In glioblastoma (GBM) patients, controlling the microenvironment around the tumor using various treatment modalities, including surgical intervention, is essential in determining the outcome of treatment. This study was conducted to elucidate whether recurrence patterns differ according to the extent of resection (EOR) and whether this difference affects prognosis.
This single-center study included 358 eligible patients with histologically confirmed isocitrate dehydrogenase (IDH)–wild-type GBM from November 1, 2005, to December 31, 2018. Patients were assigned to one of three separate groups according to EOR: supratotal resection (SupTR), gross-total resection (GTR), and subtotal resection (STR) groups. The patterns of recurrence were classified as local, marginal, and distant based on the range of radiation. The relationship between EOR and recurrence pattern was statistically analyzed.

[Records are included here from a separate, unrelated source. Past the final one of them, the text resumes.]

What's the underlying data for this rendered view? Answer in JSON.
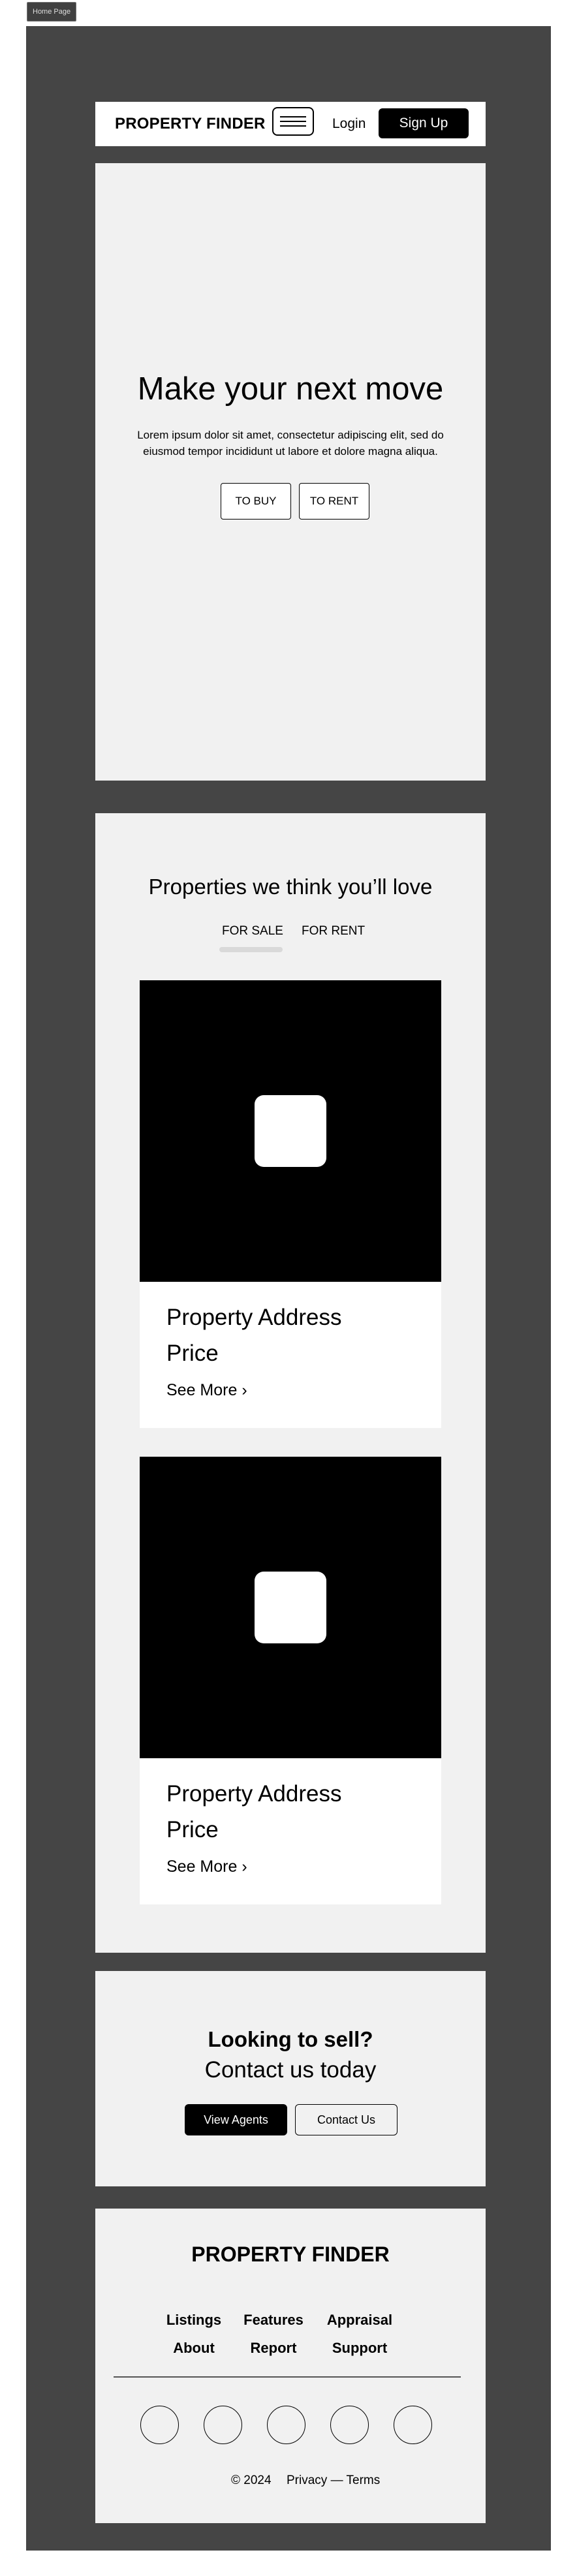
{
  "page_tag": "Home Page",
  "header": {
    "logo": "PROPERTY FINDER",
    "menu_icon": "hamburger-menu-icon",
    "login": "Login",
    "signup": "Sign Up"
  },
  "hero": {
    "title": "Make your next move",
    "text": "Lorem ipsum dolor sit amet, consectetur adipiscing elit, sed do eiusmod tempor incididunt ut labore et dolore magna aliqua.",
    "buttons": [
      "TO BUY",
      "TO RENT"
    ]
  },
  "properties": {
    "title": "Properties we think you’ll love",
    "tabs": [
      "FOR SALE",
      "FOR RENT"
    ],
    "active_tab": "FOR SALE",
    "cards": [
      {
        "address": "Property Address",
        "price": "Price",
        "more": "See More ›",
        "image_icon": "image-placeholder-icon"
      },
      {
        "address": "Property Address",
        "price": "Price",
        "more": "See More ›",
        "image_icon": "image-placeholder-icon"
      }
    ]
  },
  "sell": {
    "title": "Looking to sell?",
    "subtitle": "Contact us today",
    "primary": "View Agents",
    "secondary": "Contact Us"
  },
  "footer": {
    "logo": "PROPERTY FINDER",
    "links_row1": [
      "Listings",
      "Features",
      "Appraisal"
    ],
    "links_row2": [
      "About",
      "Report",
      "Support"
    ],
    "social_icons": [
      "social-icon-1",
      "social-icon-2",
      "social-icon-3",
      "social-icon-4",
      "social-icon-5"
    ],
    "copyright": "© 2024",
    "legal": "Privacy — Terms"
  },
  "colors": {
    "frame_bg": "#454545",
    "section_bg": "#f1f1f1",
    "accent": "#000000"
  }
}
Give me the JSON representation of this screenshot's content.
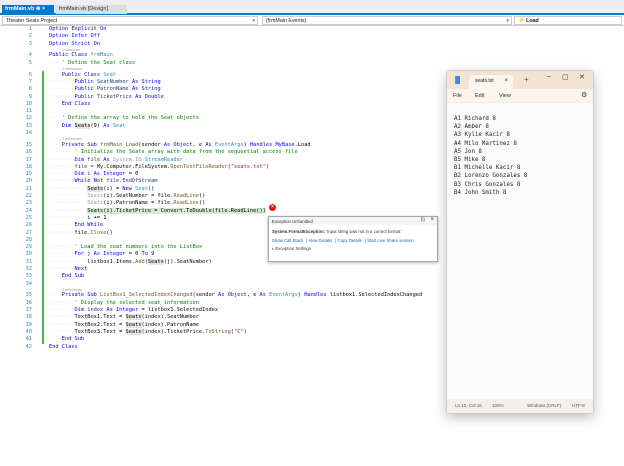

Observed tumor recurrence rates for each group were as follows: SupTR group, 63.4%; GTR group, 75.3%; and STR group, 80.5% (p = 0.072). Statistically significant differences in patterns of recurrences among groups were observed with respect to local recurrence (SupTR, 57.7%; GTR, 76.0%; STR, 82.8%; p = 0.036) and distant recurrence (SupTR, 50.0%; GTR, 30.1%; STR, 23.2%; p = 0.028). Marginal recurrence showed no statistical difference between groups. Both overall survival and progression-free survival were significantly increased in the SupTR group compared with the STR and GTR groups (p < 0.0001).
In this study, the authors investigated the association between EOR and patterns of recurrence in patients with IDH–wild-type GBM. The findings not only show that recurrence patterns differ according to EOR but also provide clinical evidence supporting the hypothesized mechanism by which distant recurrence occurs.